    Q. On the tobacco deal, sir, how concerned are you that one or more 
of the tobacco companies might walk away from this proposed settlement? 
And do you believe that you need their cooperation, both so that there 
is money for your budget priorities and so that you can win restrictions 
on cigarette advertising?
    The President. Well, the latter is of greater concern. That is, 
their agreement or lack of it would influence the way Congress would 
have to raise the money, through raising the price of cigarettes to 
deter more consumption and to raise the funds for the health care costs 
of tobacco and the health research and the other things that I believe 
should be funded out of this settlement. But on the advertising, of 
course, that could be a concern because of the governing legal 
    But I still believe that the incentives are there for the tobacco 
companies to do this. With each new revelation of the strategies which 
have been vigorously pursued to market cigarettes to children, I think 
they have an enormous interest in trying to reverse the record of the 
past, to try to put this unforgivable chapter behind them, and to start 
off on a new path. So I still believe that in the end we will achieve an 
agreement which will convince them, or which they will be convinced will 
be in their interest.
    The advertising issue is the more important one from a legal point 
of view, but I think we'll get there because they have now, with this 
evidence continuing to mount up about the deliberate strategy which was 
followed, they have a big interest in pursuing it.
    On the other matter, you know, I'm not going to comment on that. I'm 
going to try to do what the Supreme Court said I should do, which is not 
to be in any way deterred by this, and I'm going on with my business; 
others will comment on that.


    Q. Mr. President, Moody's debt rating service earlier today issued a 
warning about Japan's sovereign debt. The United States has repeatedly 
urged Japan, with little apparent success, to try to jump-start its 
domestic economy. Do you see any signs that the Japanese Government is 
now ready to take actions that would help bring it into recovery?
    The President. Well, the Prime Minister keeps moving forward in ways that then the market 
seems to believe are insufficient. And we have obviously urged 
aggressive action because we want the Japanese economy to grow. We think 
the Japanese economy is the key to stability and growth in Asia, and we 
have always wanted a strong, healthy Japanese partner.
    Japan is a great democracy; they've been a great partner for us; 
they've been a great engine of economic growth for many years, until the 
last few years. There may be some momentary disruption because now you 
have some business leaders speaking out in Japan, but it appears to us 
on the outside of this that there is an ongoing struggle between what is 
now the articulated view, not only of the United States and others but 
of the business community in Japan, about the direction that country 
should take and the entrenched resistance to that in the permanent 
government bureaucracy that followed a different strategy with great 
success in previous years. And I think we need to be both respectful but 
firm in urging the Japanese to take a bold course.
    Prime Minister Hashimoto is an able 
man, and he understands the economy, and I believe he wants to take such 
a course.

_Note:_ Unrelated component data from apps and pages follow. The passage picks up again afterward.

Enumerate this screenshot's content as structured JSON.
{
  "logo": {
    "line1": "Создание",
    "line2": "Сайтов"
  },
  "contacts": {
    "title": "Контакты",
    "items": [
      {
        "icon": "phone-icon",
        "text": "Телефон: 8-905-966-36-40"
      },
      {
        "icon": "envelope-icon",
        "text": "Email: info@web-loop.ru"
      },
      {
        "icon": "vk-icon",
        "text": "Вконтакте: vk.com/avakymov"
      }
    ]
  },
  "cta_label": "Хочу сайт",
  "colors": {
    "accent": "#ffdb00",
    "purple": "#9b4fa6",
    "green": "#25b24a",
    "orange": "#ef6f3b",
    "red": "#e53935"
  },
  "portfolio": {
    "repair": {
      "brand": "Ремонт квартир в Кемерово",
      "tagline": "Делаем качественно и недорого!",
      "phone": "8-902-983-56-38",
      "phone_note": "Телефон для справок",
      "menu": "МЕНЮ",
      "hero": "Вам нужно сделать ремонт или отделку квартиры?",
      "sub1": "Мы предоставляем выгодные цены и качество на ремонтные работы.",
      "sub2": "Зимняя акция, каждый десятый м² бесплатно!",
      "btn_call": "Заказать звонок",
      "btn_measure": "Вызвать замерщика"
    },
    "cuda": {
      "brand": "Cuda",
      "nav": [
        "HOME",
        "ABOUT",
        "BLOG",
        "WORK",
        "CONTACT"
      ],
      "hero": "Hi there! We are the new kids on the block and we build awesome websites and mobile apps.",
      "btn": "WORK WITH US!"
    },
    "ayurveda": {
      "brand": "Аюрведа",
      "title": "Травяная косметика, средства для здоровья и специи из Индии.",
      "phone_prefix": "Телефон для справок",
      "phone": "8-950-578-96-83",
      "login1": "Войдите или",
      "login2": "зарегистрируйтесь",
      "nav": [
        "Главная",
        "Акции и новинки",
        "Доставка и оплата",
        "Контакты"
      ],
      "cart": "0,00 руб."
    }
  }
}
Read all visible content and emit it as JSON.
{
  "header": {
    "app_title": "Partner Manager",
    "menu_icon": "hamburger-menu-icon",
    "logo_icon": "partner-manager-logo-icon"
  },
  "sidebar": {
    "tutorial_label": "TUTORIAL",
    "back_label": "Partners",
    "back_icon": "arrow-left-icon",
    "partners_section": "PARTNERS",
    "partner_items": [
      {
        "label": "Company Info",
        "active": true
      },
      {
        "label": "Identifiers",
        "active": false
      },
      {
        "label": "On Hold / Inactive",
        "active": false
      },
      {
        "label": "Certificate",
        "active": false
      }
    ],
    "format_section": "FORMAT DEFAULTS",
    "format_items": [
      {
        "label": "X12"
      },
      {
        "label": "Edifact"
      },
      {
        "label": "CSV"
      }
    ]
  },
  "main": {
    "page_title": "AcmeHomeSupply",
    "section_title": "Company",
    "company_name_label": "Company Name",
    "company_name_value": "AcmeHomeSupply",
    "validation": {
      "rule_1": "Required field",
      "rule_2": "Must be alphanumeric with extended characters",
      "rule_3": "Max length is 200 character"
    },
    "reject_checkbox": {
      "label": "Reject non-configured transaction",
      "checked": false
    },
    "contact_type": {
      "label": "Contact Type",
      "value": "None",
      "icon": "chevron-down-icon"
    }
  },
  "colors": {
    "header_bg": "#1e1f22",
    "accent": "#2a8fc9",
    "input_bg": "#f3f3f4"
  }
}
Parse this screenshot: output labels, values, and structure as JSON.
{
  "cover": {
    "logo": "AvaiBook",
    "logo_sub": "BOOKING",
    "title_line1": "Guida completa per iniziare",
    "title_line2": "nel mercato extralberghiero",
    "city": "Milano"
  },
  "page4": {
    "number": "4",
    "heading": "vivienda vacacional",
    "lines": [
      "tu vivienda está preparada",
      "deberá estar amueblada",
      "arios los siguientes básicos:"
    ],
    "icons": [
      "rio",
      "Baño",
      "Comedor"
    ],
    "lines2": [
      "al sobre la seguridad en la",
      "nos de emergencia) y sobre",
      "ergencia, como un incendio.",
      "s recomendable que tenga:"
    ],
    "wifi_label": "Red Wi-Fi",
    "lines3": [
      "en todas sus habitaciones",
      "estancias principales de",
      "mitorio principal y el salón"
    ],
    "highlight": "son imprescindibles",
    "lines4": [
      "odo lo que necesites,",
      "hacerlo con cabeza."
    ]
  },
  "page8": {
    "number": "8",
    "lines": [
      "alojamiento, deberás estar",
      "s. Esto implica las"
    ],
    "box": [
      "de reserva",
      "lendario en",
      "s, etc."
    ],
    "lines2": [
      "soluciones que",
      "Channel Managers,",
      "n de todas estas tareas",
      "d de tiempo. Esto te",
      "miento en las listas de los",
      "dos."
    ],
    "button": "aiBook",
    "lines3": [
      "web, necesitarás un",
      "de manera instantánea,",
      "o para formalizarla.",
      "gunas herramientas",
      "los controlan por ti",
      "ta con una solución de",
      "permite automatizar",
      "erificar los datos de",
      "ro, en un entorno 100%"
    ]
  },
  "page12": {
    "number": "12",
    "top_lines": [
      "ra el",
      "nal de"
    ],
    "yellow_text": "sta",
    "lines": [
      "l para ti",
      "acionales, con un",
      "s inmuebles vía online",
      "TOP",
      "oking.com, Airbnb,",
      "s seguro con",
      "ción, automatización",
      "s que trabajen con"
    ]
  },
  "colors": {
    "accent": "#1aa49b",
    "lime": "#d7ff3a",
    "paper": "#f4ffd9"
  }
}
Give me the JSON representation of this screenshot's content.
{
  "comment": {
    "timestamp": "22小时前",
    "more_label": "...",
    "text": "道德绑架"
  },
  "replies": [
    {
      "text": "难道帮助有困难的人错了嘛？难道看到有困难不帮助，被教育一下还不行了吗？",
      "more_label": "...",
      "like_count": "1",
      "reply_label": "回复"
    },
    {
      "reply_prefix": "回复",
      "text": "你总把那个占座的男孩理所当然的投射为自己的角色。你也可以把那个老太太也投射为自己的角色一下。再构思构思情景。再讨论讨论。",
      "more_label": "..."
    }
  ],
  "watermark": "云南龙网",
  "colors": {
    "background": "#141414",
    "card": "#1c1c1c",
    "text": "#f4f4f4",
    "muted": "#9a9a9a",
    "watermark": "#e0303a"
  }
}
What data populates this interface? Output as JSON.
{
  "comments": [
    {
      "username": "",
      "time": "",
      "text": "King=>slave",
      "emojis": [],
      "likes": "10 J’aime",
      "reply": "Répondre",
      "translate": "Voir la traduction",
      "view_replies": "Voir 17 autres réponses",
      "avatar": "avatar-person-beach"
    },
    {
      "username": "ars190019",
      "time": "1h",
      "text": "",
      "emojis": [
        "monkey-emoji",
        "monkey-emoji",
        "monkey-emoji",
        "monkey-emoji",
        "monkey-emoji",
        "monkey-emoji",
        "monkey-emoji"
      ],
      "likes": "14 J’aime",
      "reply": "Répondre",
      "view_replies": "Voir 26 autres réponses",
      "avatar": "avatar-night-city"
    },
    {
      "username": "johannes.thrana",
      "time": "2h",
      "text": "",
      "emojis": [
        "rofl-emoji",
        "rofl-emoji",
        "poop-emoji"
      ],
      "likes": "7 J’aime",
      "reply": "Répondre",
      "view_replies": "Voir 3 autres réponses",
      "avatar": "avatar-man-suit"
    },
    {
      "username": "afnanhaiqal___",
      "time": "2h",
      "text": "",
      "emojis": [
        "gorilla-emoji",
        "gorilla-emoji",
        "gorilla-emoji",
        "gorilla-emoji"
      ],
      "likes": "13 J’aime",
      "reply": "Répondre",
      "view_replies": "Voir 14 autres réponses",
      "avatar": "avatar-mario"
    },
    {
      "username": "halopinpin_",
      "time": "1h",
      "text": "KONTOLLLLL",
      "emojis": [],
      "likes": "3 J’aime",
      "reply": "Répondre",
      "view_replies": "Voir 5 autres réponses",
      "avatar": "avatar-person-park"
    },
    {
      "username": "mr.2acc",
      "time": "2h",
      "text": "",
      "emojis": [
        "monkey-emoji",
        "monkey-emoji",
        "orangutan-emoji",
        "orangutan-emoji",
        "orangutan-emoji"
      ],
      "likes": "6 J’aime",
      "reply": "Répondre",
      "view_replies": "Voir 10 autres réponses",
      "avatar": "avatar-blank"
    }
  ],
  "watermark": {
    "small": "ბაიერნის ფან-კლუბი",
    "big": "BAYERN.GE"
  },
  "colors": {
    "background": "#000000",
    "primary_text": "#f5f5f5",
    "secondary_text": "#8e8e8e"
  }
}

What has to be done is that the people within the permanent 
government there, which have always enjoyed great power, have to realize 
that the strategies that worked in the past are not appropriate to the 
present. They have to make a break now in some ways that's not so 
different from the break that we made in 1993. You simply can't stay 
with a strategy that is clearly not appropriate to the times and expect 
it to get the results that are needed for the country.
    But Japan is a very great country full of brilliant people who have 
a great understanding of economics. And as I said, I think the 
Prime Minister understands this and is 
willing to take risks and wants to do it. And he's got this raging 
battle going on, and I have to hope that the forces of the future will 
    Thank you.

[[Page 500]]

Note: The President spoke at 10:08 a.m. in the Rose Garden at the White 
House. In his remarks, he referred to Prime Minister Ryutaro Hashimoto 
of Japan.